WORK ITEM | Quote the records that follow in full and exactly; leave out the pictures.
══ RECORDS FOR THIS EXERCISE ══
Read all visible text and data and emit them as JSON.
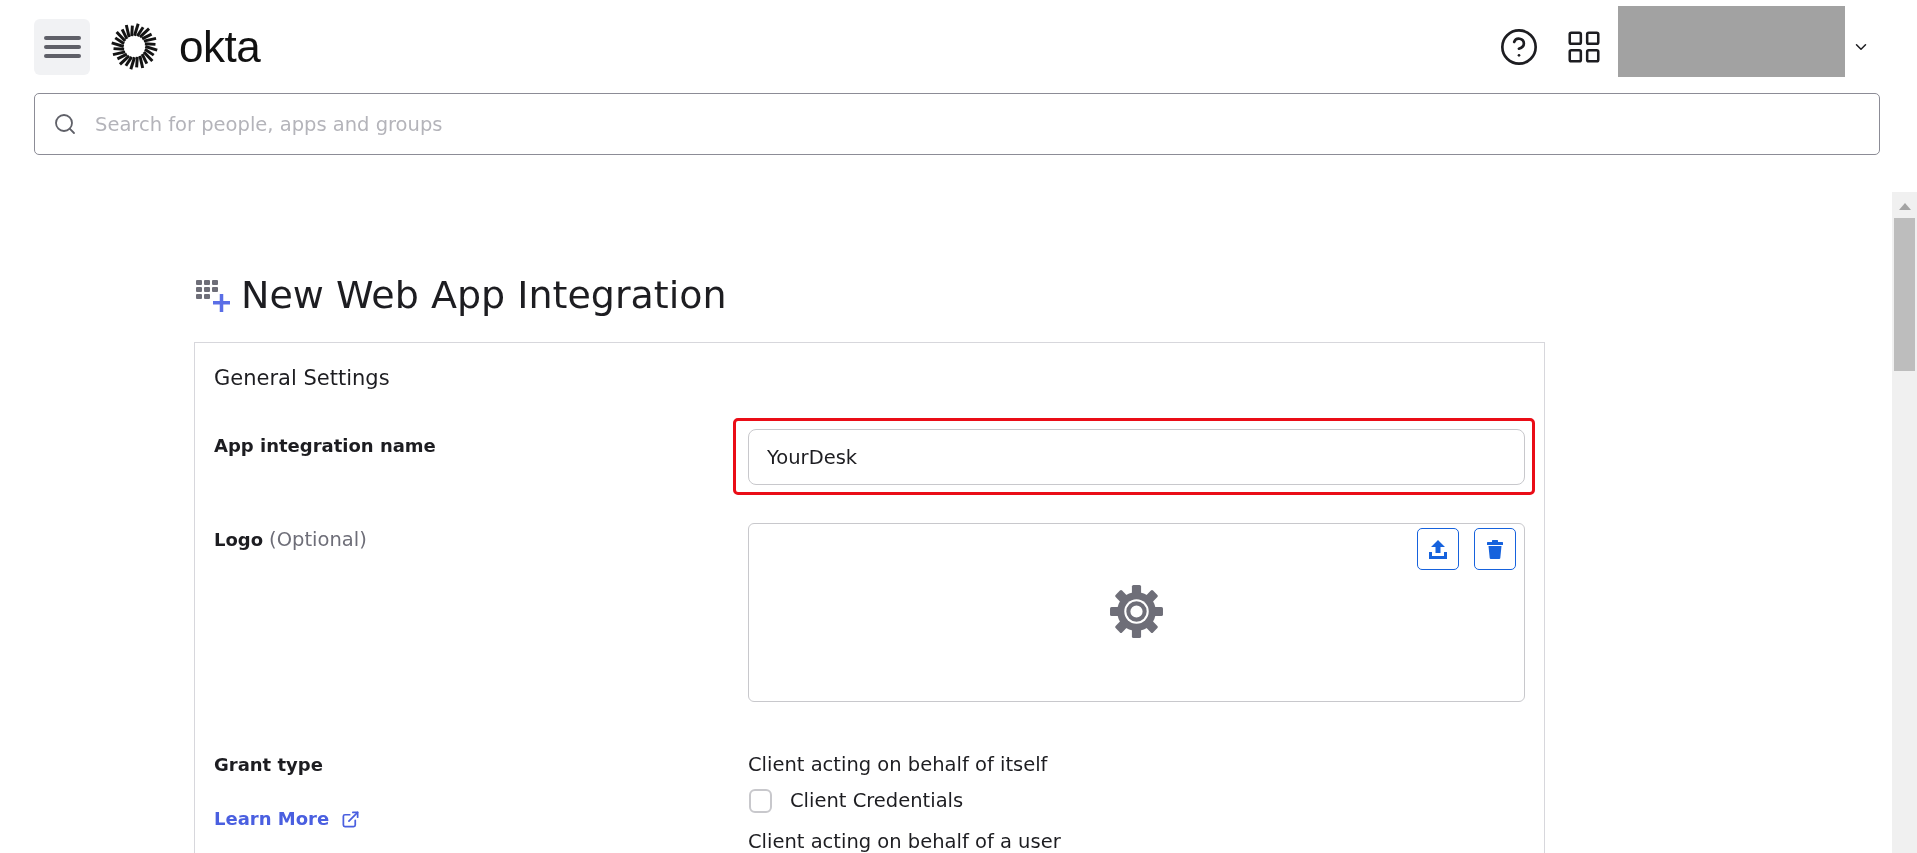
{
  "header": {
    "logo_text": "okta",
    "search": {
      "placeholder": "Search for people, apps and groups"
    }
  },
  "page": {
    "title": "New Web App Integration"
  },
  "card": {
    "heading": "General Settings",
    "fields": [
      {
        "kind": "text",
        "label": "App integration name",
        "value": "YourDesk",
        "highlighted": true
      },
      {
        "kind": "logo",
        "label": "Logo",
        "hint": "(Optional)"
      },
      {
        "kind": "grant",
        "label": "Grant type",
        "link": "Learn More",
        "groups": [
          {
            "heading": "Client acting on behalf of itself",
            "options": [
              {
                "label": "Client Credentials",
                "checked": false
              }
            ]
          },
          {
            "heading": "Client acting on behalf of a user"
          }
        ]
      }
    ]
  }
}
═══
RESULT OF THE EXERCISE |
Read all visible text and data and emit them as JSON.
{
  "header": {
    "logo_text": "okta",
    "search": {
      "placeholder": "Search for people, apps and groups"
    }
  },
  "page": {
    "title": "New Web App Integration"
  },
  "card": {
    "heading": "General Settings",
    "fields": [
      {
        "kind": "text",
        "label": "App integration name",
        "value": "YourDesk",
        "highlighted": true
      },
      {
        "kind": "logo",
        "label": "Logo",
        "hint": "(Optional)"
      },
      {
        "kind": "grant",
        "label": "Grant type",
        "link": "Learn More",
        "groups": [
          {
            "heading": "Client acting on behalf of itself",
            "options": [
              {
                "label": "Client Credentials",
                "checked": false
              }
            ]
          },
          {
            "heading": "Client acting on behalf of a user"
          }
        ]
      }
    ]
  }
}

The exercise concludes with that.